That carries on through the Endo, even more so than on the jacket, lots of fabric and not so many seams making this as breathable all over as possible. I know they tried the same trick with the Oz and Ozo, but it’s better here. A little extra weight makes this a better smock.

A lot of what I’ve got to say would just be repeating the jacket review and what I’ve found since has just reinforced my opinions on the Endo design. I know fit affects my opinion here, the cut of the Endo Pull is spot-on for me, slim with just enough room for an equally slim midlayer under it. This makes all your fabrics work well and it’s been a remarkably dry experience sweating up wintry slopes in the Endo.
I know there’s always a doubt about how much use the Active Shell will take. My original Endo Jacket has been hammered, I had in on last week and there’s areas of the inner scrim have been worn away, it’s as soft as a 1970’s Black Sabbath tour shirt you just bought on ebay, but it’s still breathing and not letting the water in. Haglöfs use the polyamide outer fabric that others are now starting to use, maybe these thing do make a difference?

I loved the jacket and the Pull has everything the jacket has except half a zip. In use the Pull sits neater at the front without the zip, might be a height thing, but all smocks sit neater I think.

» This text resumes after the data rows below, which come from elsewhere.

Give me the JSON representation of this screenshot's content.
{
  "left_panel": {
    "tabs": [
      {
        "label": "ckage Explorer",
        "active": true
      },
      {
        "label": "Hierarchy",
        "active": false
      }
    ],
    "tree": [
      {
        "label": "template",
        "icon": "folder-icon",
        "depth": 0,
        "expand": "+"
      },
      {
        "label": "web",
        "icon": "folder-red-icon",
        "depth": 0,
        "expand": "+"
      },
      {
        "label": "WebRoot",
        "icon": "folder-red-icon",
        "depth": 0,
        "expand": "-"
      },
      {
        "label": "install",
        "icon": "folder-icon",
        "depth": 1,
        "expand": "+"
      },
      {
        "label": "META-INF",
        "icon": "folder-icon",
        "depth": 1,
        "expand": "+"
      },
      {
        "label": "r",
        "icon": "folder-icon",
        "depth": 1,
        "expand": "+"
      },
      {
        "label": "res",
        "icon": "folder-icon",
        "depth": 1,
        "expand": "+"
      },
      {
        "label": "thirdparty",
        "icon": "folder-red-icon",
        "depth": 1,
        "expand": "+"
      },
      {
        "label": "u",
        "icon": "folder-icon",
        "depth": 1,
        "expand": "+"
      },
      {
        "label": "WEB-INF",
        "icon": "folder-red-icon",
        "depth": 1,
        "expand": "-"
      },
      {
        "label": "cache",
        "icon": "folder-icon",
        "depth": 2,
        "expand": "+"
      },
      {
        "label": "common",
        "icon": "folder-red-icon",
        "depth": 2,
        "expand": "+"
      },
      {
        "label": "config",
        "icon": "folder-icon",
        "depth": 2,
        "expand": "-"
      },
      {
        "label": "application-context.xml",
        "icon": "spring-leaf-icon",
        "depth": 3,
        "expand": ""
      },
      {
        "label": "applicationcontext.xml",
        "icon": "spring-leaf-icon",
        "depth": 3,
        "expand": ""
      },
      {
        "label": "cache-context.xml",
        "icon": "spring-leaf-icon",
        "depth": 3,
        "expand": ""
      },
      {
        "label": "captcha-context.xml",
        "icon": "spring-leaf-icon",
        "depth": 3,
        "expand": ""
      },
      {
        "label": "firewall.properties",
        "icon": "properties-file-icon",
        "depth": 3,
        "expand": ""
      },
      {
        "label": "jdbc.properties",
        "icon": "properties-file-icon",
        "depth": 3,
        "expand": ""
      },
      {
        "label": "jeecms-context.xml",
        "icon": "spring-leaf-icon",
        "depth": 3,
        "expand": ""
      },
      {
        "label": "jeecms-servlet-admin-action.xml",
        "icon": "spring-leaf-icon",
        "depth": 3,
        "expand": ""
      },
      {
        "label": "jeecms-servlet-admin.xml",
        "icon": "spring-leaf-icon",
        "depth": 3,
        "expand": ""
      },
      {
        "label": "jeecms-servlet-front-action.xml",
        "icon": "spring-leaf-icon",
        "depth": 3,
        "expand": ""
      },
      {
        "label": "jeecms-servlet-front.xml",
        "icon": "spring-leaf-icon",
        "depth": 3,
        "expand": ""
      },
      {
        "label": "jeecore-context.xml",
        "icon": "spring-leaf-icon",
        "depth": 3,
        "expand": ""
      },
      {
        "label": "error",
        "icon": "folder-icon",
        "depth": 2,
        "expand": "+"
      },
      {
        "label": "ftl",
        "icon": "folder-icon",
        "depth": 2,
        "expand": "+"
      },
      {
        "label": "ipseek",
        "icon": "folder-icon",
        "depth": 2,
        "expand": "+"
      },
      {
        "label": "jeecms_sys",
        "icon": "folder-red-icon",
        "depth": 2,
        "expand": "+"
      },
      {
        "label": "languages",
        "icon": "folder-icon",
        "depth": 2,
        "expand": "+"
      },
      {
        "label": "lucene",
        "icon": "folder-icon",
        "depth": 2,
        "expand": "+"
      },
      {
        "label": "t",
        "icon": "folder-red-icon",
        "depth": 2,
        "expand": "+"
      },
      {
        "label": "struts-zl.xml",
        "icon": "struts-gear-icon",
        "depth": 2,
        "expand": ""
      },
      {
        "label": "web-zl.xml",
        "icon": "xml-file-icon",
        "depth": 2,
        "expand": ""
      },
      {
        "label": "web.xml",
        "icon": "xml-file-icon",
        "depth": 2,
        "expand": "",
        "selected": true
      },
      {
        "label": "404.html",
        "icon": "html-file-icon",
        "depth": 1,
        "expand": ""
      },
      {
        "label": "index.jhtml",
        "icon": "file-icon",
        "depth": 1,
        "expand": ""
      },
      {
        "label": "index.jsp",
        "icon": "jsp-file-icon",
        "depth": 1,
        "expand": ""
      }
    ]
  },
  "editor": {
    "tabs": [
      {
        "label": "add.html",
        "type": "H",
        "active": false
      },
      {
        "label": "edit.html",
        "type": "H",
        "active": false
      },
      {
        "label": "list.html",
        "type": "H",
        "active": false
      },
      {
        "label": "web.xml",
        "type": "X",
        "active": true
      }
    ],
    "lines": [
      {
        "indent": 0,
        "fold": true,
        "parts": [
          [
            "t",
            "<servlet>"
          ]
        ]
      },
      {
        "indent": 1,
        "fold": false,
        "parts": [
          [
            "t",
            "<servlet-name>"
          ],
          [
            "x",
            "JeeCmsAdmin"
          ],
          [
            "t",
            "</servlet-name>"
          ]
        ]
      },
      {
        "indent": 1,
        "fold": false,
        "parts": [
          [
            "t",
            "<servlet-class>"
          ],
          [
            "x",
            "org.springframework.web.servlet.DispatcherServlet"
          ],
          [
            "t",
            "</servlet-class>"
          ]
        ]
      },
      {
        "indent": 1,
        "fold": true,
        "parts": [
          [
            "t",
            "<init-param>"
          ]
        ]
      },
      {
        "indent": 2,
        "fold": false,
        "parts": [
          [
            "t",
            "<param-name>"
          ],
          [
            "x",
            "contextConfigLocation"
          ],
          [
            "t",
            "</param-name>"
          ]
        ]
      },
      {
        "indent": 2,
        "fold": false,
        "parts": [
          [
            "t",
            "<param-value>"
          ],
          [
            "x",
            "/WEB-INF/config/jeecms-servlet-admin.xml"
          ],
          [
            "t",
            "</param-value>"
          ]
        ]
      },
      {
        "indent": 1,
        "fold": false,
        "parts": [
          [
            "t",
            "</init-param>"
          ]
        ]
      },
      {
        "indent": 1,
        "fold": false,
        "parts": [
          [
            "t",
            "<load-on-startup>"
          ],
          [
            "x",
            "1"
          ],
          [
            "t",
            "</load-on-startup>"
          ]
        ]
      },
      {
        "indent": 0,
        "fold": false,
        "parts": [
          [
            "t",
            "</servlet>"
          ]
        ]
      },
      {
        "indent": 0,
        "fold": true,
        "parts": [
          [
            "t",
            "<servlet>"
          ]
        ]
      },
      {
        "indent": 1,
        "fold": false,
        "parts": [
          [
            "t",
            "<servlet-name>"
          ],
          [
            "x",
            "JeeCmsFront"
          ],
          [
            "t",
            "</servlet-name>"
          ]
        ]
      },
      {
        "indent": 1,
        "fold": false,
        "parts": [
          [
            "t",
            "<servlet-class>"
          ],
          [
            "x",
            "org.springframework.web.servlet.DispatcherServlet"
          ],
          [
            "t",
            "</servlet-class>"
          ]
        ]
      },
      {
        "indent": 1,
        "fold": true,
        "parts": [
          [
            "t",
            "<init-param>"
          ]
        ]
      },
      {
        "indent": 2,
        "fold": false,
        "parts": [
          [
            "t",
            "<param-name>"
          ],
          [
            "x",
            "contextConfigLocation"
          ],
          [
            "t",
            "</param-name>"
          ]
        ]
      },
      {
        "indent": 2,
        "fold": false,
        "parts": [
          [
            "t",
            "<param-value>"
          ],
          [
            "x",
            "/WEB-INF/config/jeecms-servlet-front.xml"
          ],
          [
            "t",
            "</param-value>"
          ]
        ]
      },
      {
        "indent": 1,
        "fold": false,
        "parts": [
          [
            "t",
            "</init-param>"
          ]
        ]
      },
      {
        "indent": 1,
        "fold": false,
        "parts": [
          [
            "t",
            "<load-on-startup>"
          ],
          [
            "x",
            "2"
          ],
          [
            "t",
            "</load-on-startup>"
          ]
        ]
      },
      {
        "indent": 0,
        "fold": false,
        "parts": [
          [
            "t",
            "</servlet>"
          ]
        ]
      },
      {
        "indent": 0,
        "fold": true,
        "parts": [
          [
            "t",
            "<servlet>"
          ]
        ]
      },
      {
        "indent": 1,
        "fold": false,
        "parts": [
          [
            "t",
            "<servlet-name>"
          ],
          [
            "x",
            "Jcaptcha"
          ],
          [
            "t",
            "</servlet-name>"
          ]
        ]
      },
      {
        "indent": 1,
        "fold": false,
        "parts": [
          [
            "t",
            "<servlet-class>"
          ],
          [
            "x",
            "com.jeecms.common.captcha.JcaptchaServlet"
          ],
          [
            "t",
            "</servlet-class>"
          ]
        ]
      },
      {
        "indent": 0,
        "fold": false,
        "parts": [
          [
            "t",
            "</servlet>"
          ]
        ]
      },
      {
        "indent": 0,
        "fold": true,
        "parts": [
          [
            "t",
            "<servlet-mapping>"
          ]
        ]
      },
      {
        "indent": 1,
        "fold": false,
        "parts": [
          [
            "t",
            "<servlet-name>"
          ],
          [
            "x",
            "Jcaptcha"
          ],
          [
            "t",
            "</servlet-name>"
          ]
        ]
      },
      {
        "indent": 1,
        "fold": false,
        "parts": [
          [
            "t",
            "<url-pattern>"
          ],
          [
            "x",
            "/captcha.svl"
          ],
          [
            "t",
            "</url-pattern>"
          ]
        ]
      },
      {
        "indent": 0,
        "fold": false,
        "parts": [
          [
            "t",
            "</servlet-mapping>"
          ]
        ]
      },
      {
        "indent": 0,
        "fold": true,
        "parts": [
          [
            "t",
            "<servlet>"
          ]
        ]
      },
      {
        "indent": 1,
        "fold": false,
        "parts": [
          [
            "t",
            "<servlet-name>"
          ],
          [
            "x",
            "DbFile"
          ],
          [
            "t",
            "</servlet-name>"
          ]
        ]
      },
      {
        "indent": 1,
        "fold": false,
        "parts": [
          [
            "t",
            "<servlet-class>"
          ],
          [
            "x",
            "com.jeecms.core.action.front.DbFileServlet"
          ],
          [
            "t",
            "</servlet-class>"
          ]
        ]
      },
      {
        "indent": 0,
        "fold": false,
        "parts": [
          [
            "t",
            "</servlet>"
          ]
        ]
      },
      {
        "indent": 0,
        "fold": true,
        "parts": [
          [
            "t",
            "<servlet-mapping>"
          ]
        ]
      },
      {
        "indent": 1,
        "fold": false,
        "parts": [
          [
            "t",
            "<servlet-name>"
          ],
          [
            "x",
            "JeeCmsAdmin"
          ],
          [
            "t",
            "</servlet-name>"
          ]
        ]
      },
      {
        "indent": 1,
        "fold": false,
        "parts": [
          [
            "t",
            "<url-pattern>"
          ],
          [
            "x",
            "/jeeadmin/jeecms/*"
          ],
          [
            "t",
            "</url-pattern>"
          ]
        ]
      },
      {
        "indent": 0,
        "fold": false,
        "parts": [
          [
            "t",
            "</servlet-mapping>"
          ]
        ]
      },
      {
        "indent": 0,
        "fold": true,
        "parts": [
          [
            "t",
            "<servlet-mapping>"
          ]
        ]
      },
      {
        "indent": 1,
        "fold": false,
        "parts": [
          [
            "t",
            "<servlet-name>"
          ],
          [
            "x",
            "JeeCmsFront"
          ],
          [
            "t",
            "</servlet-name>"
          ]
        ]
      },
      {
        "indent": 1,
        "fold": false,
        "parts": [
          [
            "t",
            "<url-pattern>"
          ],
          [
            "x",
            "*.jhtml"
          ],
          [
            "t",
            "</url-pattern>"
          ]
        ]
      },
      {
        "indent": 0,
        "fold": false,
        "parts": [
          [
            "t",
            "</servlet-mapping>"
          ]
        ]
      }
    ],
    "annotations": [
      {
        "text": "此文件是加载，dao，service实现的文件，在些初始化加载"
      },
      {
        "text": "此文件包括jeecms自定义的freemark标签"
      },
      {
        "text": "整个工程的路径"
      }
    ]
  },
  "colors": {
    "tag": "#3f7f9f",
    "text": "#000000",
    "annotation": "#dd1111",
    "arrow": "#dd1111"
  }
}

It’s fit and forget when you wear it, it’s pack and forget when you don’t. It really is one of those rare bits of kit where I wouldn’t change a single thing. Well, maybe they they could do some other colours…

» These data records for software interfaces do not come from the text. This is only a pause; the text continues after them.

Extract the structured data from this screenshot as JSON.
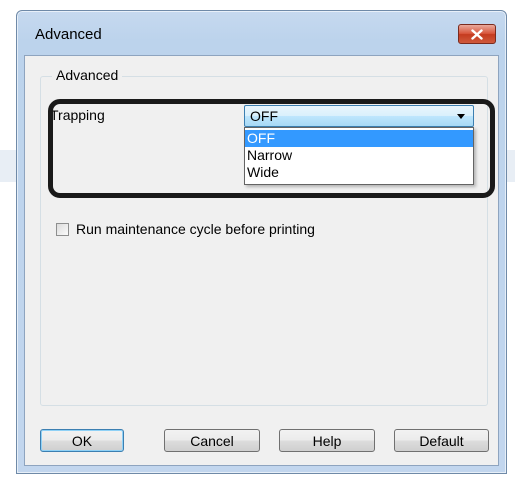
{
  "window": {
    "title": "Advanced",
    "close_icon": "close-icon"
  },
  "group": {
    "legend": "Advanced"
  },
  "trapping": {
    "label": "Trapping",
    "selected": "OFF",
    "options": [
      "OFF",
      "Narrow",
      "Wide"
    ],
    "highlighted_option": "OFF"
  },
  "maintenance": {
    "label": "Run maintenance cycle before printing",
    "checked": false
  },
  "buttons": {
    "ok": "OK",
    "cancel": "Cancel",
    "help": "Help",
    "default": "Default"
  },
  "colors": {
    "selection": "#3399ff",
    "close_button": "#c43b1f",
    "callout_frame": "#1a1a1a"
  }
}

We’d actually got to bed early, but that was tempting fate, taunting the gods, putting karma on the barbecue.
There was a crash and a screech and clatter. A man was shouting, a crowd was roaring at his back, we both propped ourselves up on our elbows letting cool air into the duvet which woke us up even more. More clattering, more shouting and roaring but the voice was a little easier to understand, assisted the alarming loudness …Andy Murray…crrr…ssshhhhhh…crowd roars…winner…Bang! The van driver slammed the door behind him cutting the volume to nearly nothing.
It was 0204. As nice as it was for a Scotsman to win big in the colonies, I don’t think that Morton’s Bakery should fit PA systems to their delivery vans to broadcast live sports to an audience which is uninvited, uninterested and sleeping.
I’m shortly going to down to the shop to order one of those rolls with bacon slung inside it, does that make a collaborator in antisocial behavior? I can live with it, I’ve seen worse.